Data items
┄┄┄┄┄┄┄┄┄┄┄┄┄┄┄┄┄┄┄┄

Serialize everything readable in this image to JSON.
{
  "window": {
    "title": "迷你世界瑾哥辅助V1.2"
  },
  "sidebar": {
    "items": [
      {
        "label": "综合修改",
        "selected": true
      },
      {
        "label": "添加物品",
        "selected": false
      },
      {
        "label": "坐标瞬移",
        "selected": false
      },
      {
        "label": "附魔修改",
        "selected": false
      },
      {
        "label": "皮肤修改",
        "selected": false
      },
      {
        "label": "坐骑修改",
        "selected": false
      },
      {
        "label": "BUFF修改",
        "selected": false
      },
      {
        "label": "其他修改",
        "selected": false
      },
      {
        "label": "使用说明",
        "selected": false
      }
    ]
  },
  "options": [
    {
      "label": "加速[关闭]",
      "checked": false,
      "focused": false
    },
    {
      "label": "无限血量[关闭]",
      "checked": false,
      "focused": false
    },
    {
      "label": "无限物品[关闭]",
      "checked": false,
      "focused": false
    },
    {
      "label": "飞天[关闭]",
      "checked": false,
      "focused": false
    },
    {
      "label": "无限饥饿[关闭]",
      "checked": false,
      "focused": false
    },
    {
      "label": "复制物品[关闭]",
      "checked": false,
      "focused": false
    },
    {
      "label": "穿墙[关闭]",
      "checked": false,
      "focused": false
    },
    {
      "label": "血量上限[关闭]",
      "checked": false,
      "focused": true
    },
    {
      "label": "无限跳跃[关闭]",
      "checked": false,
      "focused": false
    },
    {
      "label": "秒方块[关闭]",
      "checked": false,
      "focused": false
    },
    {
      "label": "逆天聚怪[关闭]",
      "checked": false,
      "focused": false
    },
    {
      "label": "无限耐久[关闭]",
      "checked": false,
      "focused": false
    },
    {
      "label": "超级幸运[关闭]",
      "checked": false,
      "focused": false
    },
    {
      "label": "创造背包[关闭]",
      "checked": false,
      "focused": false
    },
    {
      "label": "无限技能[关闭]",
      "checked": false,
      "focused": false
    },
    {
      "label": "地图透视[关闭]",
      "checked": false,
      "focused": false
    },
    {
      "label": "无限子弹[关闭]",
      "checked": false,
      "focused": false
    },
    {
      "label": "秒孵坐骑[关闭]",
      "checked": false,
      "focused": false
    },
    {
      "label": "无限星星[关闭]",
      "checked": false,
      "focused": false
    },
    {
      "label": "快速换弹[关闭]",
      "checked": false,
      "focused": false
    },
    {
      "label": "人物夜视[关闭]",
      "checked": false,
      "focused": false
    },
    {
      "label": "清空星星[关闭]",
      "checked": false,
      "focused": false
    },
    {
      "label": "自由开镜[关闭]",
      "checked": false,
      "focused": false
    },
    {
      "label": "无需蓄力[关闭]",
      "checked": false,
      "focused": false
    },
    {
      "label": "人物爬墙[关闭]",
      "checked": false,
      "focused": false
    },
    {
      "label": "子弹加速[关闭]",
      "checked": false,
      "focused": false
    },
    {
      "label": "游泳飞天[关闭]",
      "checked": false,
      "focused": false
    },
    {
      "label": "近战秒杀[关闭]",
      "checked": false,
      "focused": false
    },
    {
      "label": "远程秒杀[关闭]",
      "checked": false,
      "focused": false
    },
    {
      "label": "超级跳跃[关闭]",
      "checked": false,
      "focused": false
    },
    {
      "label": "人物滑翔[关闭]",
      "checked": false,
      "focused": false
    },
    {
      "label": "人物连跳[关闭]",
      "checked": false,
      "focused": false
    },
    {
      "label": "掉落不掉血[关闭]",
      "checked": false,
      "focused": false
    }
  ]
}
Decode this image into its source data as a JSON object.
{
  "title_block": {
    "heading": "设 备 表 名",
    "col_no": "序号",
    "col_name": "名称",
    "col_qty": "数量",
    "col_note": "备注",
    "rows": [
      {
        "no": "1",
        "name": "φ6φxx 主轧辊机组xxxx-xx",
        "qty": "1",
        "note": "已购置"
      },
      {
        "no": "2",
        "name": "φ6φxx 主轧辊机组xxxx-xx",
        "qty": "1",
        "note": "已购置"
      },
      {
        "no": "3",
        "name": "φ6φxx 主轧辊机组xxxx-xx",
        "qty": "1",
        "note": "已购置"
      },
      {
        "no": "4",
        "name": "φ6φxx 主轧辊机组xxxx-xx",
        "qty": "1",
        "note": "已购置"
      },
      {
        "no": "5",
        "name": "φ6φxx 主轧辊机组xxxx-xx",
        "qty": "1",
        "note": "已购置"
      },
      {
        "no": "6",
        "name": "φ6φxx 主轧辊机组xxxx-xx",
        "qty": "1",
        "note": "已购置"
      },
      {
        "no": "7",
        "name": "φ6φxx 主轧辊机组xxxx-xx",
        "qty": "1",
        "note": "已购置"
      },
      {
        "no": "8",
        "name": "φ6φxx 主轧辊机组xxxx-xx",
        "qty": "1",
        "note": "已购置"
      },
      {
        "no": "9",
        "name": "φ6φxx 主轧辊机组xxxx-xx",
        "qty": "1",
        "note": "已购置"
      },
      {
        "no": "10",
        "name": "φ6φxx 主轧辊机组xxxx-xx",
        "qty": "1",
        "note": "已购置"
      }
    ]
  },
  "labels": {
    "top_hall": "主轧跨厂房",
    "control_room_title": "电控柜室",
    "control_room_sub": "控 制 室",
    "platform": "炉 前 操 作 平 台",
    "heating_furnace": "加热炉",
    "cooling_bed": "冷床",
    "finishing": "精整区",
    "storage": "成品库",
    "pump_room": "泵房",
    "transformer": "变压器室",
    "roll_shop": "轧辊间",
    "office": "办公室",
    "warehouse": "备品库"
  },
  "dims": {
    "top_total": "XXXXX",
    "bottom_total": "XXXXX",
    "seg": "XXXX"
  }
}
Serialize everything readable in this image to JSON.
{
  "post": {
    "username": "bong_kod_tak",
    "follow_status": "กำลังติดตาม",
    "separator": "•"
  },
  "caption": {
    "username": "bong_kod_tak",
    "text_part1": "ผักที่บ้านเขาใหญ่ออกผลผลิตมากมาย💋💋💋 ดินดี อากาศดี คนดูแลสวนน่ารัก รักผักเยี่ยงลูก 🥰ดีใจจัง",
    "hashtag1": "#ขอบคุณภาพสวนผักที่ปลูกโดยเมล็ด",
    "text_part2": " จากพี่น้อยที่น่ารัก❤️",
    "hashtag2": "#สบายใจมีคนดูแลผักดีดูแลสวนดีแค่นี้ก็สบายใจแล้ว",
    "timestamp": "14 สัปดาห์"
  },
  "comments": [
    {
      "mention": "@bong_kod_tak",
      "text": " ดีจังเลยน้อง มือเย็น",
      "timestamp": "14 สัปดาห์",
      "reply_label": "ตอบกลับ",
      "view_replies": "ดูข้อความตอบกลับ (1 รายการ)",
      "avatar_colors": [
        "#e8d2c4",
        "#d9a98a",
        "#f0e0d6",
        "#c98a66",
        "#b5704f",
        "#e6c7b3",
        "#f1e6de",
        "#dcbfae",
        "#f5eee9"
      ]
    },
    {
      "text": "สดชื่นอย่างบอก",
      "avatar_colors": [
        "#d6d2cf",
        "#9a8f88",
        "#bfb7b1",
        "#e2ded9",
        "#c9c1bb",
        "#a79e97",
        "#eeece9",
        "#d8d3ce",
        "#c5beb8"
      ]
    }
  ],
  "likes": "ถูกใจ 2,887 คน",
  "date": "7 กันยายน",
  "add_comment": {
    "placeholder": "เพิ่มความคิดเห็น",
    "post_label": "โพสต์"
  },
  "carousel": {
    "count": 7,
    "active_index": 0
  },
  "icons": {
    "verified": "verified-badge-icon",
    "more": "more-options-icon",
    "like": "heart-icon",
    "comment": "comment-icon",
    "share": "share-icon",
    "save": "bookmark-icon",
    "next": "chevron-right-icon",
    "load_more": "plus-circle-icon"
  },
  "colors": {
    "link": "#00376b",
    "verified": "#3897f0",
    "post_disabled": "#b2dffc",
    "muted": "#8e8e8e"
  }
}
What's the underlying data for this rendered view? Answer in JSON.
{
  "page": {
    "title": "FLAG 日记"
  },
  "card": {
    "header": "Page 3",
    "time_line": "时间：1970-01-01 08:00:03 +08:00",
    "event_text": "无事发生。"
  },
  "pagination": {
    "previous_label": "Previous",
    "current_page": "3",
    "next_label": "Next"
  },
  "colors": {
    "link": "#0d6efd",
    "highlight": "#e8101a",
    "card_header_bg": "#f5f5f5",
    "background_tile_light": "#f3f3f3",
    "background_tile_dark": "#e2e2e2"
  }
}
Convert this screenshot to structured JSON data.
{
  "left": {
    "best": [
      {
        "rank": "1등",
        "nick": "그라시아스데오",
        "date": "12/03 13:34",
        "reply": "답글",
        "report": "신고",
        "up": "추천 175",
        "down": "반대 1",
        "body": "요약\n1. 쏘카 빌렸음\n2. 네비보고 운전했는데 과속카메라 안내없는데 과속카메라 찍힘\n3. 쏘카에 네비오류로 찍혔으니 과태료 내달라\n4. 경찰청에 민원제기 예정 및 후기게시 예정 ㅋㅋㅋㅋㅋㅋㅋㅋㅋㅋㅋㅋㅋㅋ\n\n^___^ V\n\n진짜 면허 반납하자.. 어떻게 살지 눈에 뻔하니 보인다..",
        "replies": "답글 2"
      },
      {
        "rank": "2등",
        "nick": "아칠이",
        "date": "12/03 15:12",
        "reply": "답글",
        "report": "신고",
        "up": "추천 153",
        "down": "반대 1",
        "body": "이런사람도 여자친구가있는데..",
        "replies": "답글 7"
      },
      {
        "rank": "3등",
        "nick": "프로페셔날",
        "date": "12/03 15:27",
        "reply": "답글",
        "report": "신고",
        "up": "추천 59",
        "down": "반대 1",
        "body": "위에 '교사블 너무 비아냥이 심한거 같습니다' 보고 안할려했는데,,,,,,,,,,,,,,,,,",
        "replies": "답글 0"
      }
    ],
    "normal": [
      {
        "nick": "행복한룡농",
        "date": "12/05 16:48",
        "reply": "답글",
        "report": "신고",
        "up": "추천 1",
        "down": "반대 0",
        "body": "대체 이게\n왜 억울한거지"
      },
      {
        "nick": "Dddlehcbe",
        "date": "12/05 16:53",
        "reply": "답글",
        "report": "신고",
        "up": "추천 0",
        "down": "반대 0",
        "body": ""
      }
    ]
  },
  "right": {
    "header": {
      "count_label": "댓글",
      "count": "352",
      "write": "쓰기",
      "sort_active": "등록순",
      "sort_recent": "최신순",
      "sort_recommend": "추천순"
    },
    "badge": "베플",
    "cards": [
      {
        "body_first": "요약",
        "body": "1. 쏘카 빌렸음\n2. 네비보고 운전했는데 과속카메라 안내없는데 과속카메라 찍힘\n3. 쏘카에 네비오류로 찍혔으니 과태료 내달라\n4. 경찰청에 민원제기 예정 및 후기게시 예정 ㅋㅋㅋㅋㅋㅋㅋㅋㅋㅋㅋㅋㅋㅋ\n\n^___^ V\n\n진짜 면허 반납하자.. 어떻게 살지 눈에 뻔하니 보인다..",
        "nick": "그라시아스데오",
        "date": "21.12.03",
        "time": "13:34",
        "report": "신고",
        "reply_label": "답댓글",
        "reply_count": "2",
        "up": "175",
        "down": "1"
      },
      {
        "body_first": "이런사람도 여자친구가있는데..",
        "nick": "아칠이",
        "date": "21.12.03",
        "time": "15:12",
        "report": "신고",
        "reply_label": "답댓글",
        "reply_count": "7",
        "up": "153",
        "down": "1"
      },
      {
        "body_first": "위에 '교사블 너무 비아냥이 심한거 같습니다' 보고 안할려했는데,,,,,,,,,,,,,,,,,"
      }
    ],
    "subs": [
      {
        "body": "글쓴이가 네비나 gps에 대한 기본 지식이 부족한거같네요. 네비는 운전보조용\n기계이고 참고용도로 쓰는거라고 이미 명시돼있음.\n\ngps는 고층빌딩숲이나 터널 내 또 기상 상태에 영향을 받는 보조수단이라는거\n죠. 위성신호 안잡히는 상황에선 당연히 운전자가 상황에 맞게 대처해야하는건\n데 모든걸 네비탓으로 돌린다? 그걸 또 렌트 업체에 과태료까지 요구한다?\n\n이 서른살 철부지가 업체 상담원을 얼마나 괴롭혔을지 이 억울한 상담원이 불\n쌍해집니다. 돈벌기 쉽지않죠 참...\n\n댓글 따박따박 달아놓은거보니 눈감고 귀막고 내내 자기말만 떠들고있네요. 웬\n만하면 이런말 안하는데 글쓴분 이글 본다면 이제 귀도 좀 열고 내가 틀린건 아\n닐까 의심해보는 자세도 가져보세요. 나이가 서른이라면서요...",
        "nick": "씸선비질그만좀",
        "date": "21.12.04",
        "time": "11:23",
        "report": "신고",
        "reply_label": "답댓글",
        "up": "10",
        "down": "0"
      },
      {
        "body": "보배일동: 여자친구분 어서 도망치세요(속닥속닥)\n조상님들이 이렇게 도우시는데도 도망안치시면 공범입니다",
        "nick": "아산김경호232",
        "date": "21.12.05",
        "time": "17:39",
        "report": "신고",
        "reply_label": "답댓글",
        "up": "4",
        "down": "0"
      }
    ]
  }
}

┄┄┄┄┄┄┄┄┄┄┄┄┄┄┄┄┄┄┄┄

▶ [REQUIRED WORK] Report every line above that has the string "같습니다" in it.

▶ [FINISHED TASK]
        "body": "위에 '교사블 너무 비아냥이 심한거 같습니다' 보고 안할려했는데,,,,,,,,,,,,,,,,,",
        "body_first": "위에 '교사블 너무 비아냥이 심한거 같습니다' 보고 안할려했는데,,,,,,,,,,,,,,,,,"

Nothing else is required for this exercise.